### WHAT TO PRODUCE
Some lines in the entries contain the word "Hope". Copy all of them.

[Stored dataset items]
>>>>>

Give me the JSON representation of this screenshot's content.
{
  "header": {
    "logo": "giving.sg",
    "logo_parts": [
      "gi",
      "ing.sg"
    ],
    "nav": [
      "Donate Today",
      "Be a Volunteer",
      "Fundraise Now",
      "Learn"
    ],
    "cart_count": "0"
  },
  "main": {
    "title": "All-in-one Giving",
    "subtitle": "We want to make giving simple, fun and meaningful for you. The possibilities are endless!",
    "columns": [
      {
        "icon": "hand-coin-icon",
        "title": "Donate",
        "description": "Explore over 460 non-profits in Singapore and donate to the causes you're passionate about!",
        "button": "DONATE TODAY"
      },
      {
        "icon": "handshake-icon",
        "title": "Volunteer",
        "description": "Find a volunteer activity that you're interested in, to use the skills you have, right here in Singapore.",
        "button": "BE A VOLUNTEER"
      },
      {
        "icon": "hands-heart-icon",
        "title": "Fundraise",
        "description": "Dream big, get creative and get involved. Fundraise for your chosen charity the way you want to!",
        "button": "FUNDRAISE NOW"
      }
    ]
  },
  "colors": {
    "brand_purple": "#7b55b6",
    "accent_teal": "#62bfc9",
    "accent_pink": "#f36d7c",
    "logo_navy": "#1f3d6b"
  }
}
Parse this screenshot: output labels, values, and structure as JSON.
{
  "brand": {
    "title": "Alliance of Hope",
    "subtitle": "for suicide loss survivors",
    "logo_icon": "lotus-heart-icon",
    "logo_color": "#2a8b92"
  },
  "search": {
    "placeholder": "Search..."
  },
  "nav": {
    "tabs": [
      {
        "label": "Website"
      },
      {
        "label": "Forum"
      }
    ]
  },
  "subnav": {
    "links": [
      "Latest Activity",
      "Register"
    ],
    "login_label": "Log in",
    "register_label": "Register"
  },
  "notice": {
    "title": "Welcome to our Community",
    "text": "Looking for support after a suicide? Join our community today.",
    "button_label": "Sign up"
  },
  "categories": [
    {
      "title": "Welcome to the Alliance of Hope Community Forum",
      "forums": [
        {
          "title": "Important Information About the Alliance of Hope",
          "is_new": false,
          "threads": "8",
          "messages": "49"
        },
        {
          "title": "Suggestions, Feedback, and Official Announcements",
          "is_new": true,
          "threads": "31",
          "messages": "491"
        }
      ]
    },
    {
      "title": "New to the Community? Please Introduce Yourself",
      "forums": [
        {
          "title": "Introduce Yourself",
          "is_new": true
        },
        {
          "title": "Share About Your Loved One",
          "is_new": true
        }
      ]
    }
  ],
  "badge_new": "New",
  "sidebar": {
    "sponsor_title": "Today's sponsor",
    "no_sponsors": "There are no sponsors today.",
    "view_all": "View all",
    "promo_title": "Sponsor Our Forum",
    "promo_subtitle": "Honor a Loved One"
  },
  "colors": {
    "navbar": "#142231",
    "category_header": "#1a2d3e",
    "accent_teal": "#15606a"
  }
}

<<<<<

### RESULT BELOW
    "title": "Alliance of Hope",
      "title": "Welcome to the Alliance of Hope Community Forum",
          "title": "Important Information About the Alliance of Hope",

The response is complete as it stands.